Saved data entries:

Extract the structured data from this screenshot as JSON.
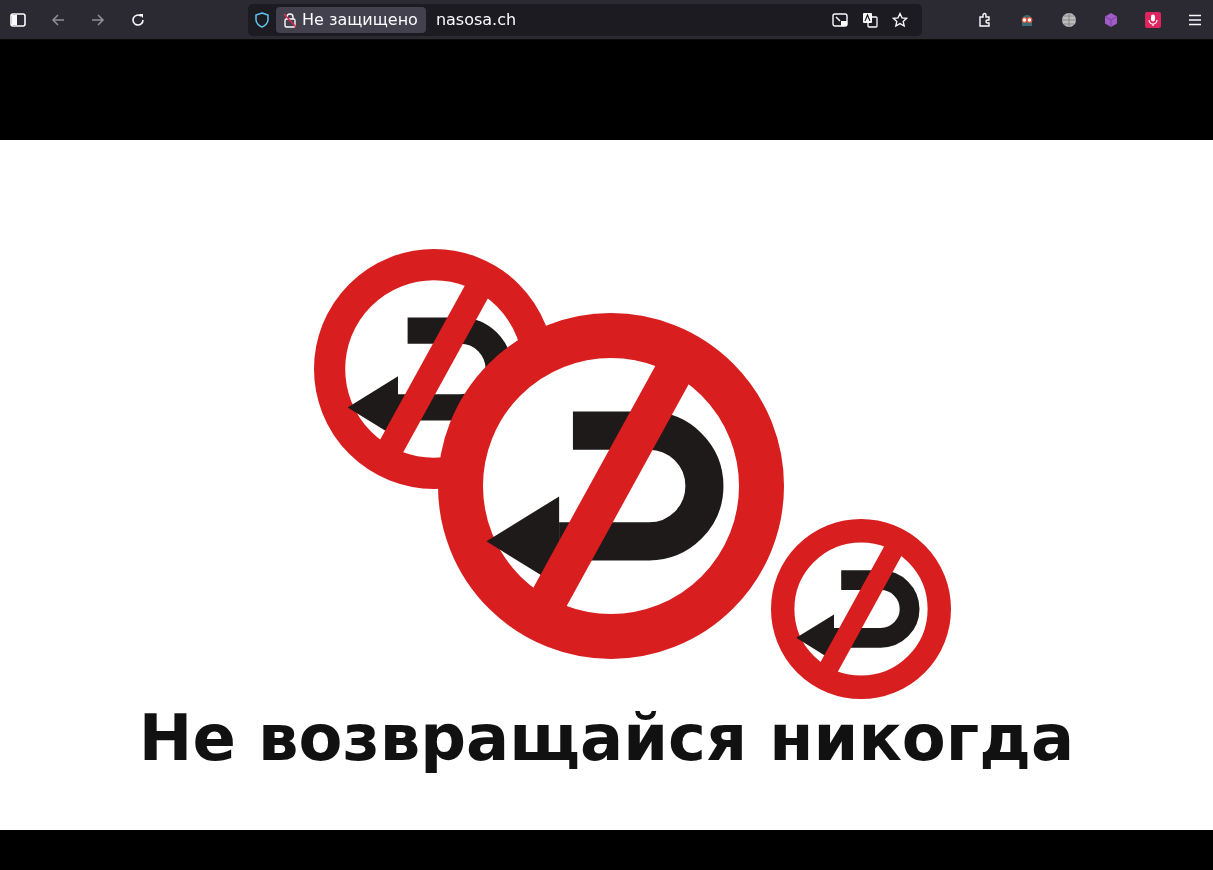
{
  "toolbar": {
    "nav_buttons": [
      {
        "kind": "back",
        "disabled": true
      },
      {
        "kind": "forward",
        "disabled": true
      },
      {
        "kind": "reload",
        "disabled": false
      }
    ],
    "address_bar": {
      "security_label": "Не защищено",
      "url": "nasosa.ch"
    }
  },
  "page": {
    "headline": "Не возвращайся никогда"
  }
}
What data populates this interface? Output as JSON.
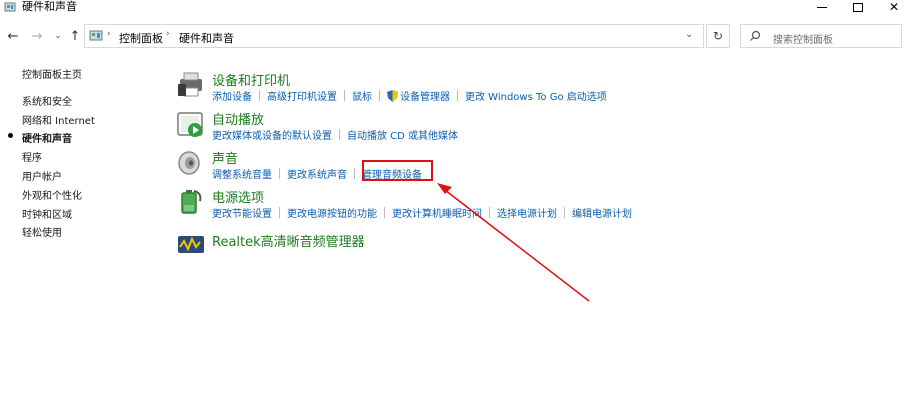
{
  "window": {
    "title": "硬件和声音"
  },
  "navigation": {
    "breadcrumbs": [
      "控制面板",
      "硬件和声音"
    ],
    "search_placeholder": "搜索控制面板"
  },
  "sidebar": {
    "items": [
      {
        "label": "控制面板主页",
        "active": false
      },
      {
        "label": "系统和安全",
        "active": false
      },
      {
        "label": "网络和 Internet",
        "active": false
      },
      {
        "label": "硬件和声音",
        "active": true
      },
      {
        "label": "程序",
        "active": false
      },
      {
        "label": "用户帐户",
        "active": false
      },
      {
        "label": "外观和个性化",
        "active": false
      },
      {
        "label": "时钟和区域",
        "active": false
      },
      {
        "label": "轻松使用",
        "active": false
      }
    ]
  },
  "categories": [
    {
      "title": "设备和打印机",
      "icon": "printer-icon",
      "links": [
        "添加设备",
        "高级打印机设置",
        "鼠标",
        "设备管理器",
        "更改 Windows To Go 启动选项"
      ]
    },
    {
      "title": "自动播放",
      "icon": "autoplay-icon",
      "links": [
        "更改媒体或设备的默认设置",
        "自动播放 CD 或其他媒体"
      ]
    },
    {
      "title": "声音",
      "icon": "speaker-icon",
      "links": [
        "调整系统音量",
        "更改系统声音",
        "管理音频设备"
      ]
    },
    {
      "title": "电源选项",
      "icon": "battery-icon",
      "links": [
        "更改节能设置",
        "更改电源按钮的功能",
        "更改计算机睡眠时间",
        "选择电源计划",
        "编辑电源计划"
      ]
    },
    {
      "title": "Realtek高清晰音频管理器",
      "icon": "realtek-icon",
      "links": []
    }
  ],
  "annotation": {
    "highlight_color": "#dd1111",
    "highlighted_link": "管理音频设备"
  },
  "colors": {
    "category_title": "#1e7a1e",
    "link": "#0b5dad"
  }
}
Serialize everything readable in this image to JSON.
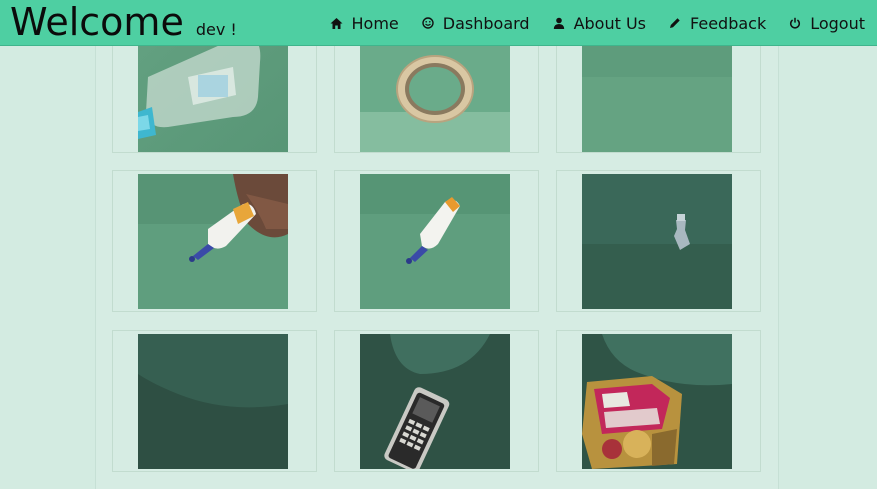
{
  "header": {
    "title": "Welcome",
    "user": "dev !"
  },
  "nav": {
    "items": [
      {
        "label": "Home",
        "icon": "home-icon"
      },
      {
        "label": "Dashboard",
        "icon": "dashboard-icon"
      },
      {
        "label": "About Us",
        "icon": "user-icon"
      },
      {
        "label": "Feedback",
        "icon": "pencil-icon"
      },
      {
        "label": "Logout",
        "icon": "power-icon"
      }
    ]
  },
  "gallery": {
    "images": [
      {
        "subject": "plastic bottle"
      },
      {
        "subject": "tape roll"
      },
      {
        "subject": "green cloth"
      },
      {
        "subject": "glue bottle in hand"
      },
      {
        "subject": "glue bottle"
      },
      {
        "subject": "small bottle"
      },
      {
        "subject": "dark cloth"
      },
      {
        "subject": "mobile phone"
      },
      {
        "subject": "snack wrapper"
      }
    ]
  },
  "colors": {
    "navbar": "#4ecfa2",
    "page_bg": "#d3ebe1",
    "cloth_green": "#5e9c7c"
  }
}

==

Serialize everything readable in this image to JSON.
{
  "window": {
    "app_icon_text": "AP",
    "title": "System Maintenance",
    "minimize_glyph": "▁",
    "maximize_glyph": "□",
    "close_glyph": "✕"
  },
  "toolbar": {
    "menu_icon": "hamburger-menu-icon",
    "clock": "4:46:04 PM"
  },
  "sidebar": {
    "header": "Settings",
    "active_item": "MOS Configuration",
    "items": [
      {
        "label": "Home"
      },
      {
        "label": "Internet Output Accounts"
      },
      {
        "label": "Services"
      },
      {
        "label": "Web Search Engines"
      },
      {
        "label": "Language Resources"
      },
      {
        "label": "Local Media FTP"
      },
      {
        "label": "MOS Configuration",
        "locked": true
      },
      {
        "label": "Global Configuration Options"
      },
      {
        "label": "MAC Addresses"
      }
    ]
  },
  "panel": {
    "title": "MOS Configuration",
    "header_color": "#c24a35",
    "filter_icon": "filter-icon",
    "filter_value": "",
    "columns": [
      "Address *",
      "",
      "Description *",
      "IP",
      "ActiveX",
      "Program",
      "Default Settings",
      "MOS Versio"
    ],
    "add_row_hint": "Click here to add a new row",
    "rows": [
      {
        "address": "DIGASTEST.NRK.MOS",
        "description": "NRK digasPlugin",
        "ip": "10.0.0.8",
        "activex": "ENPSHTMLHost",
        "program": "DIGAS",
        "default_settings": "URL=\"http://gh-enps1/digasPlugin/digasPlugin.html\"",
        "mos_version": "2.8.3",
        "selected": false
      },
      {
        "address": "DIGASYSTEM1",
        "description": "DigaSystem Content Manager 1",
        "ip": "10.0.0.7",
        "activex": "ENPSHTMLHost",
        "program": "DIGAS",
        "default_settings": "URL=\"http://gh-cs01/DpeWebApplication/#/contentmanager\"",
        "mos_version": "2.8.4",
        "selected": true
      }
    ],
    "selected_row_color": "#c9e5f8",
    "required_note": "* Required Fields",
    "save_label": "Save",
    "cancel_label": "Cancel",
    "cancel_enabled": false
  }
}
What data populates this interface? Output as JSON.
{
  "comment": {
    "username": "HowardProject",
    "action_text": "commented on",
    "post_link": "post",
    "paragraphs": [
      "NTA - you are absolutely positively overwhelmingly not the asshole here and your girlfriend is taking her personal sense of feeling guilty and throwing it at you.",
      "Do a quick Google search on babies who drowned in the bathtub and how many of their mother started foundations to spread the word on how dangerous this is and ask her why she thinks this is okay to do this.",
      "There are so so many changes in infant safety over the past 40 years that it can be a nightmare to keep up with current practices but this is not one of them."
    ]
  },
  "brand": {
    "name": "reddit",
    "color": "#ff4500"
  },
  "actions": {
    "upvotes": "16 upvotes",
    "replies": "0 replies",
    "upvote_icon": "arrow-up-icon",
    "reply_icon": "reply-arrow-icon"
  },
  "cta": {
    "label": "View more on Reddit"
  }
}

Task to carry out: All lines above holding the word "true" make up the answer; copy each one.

Response to the task:
        "disabled": true
        "disabled": true
        "active": true
        "locked": true
        "selected": true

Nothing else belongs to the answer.